START MATERIAL FOR THIS EXERCISE
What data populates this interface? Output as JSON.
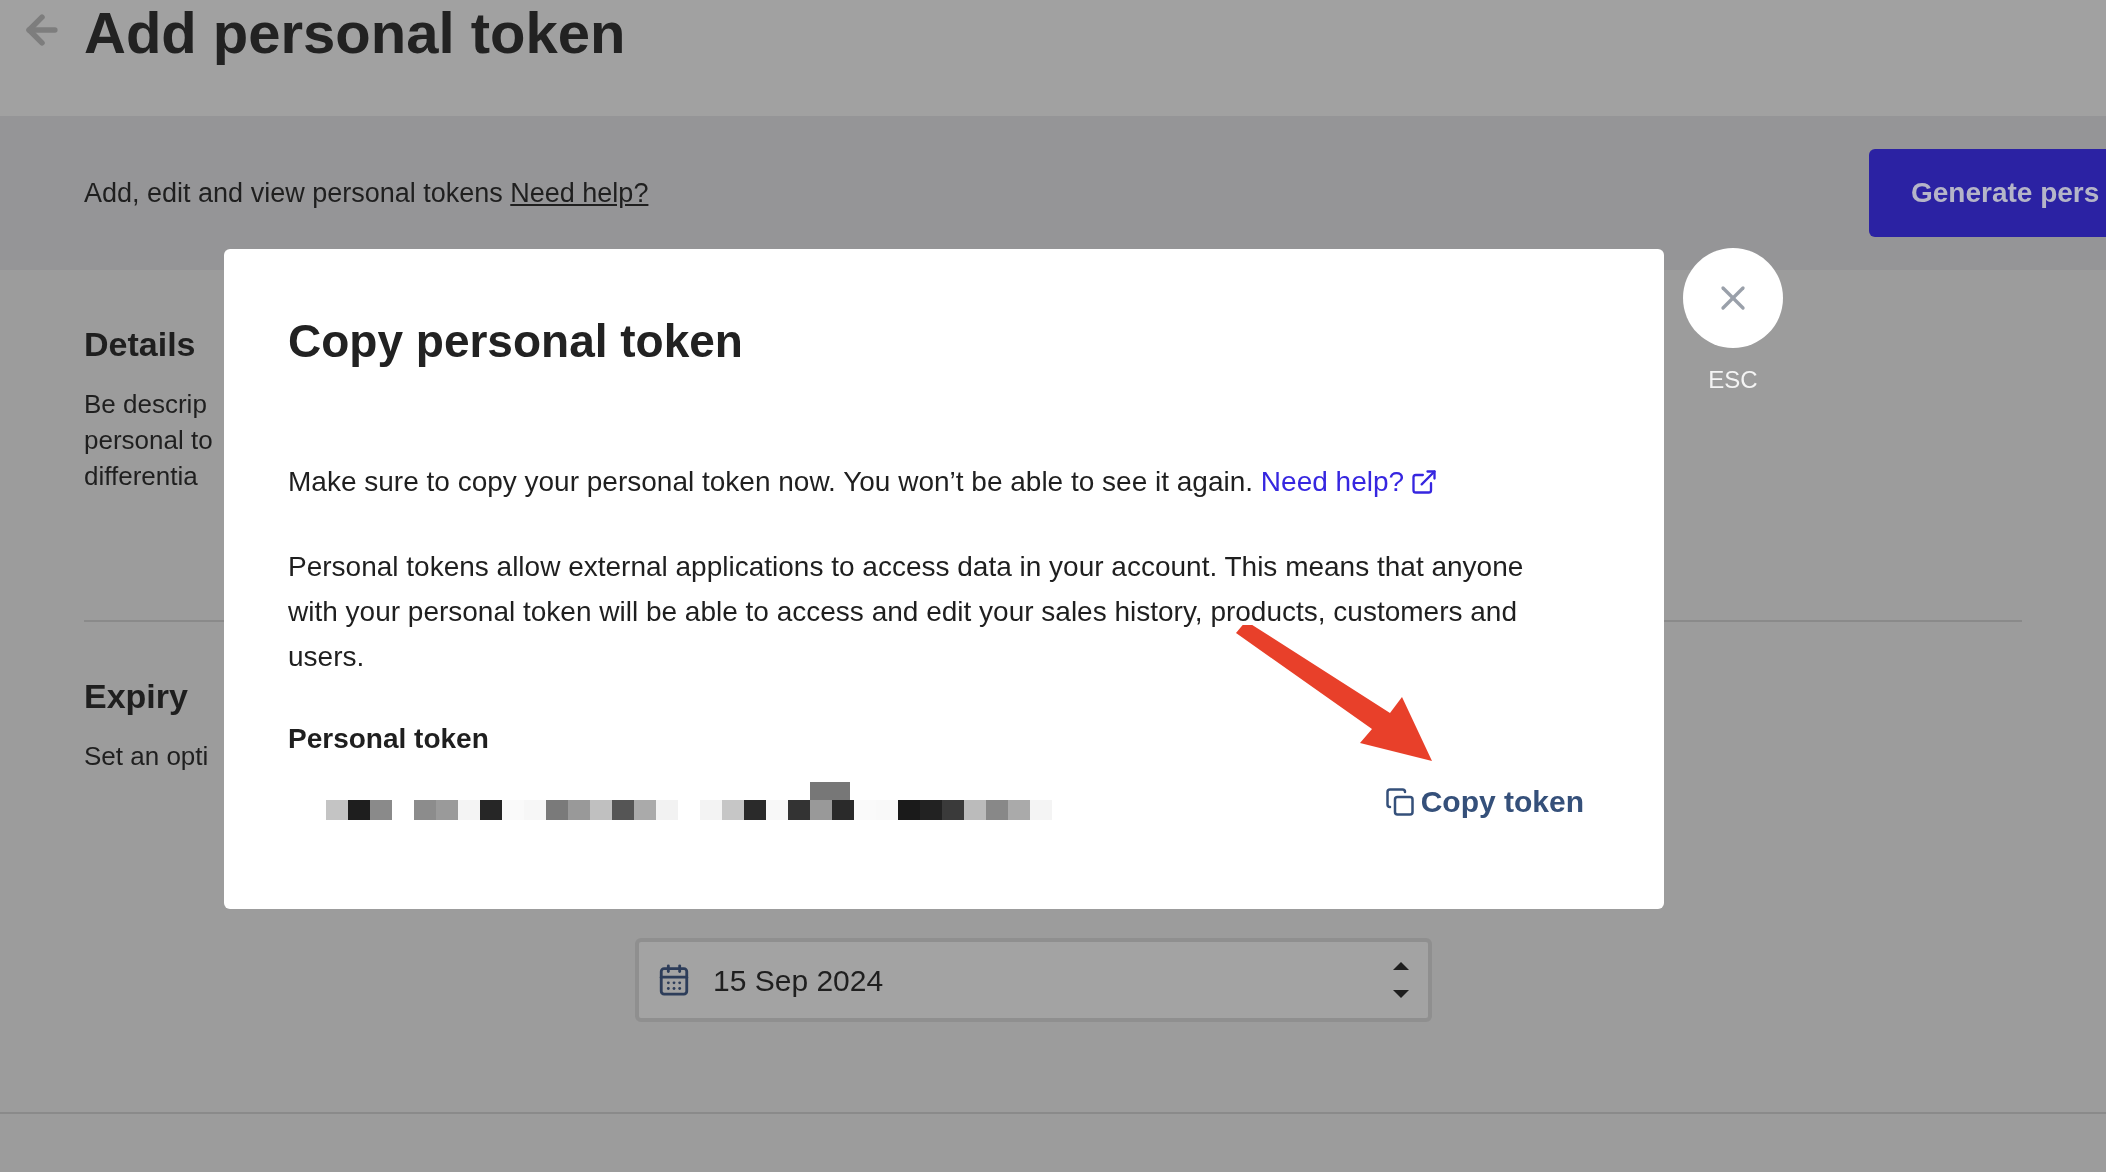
{
  "page": {
    "title": "Add personal token",
    "subtitle": "Add, edit and view personal tokens",
    "subtitle_link": "Need help?",
    "generate_button": "Generate pers",
    "sections": [
      {
        "heading": "Details",
        "description": [
          "Be descrip",
          "personal to",
          "differentia"
        ]
      },
      {
        "heading": "Expiry",
        "description": [
          "Set an opti"
        ]
      }
    ],
    "expiry_date": {
      "value": "15 Sep 2024"
    }
  },
  "modal": {
    "title": "Copy personal token",
    "warning": "Make sure to copy your personal token now. You won’t be able to see it again.",
    "help_link": "Need help?",
    "explanation": "Personal tokens allow external applications to access data in your account. This means that anyone with your personal token will be able to access and edit your sales history, products, customers and users.",
    "token_label": "Personal token",
    "copy_button": "Copy token",
    "close_hint": "ESC"
  }
}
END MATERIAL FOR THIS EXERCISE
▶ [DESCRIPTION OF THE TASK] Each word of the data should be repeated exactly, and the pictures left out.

▶ [TASK RESPONSE]
What data populates this interface? Output as JSON.
{
  "page": {
    "title": "Add personal token",
    "subtitle": "Add, edit and view personal tokens",
    "subtitle_link": "Need help?",
    "generate_button": "Generate pers",
    "sections": [
      {
        "heading": "Details",
        "description": [
          "Be descrip",
          "personal to",
          "differentia"
        ]
      },
      {
        "heading": "Expiry",
        "description": [
          "Set an opti"
        ]
      }
    ],
    "expiry_date": {
      "value": "15 Sep 2024"
    }
  },
  "modal": {
    "title": "Copy personal token",
    "warning": "Make sure to copy your personal token now. You won’t be able to see it again.",
    "help_link": "Need help?",
    "explanation": "Personal tokens allow external applications to access data in your account. This means that anyone with your personal token will be able to access and edit your sales history, products, customers and users.",
    "token_label": "Personal token",
    "copy_button": "Copy token",
    "close_hint": "ESC"
  }
}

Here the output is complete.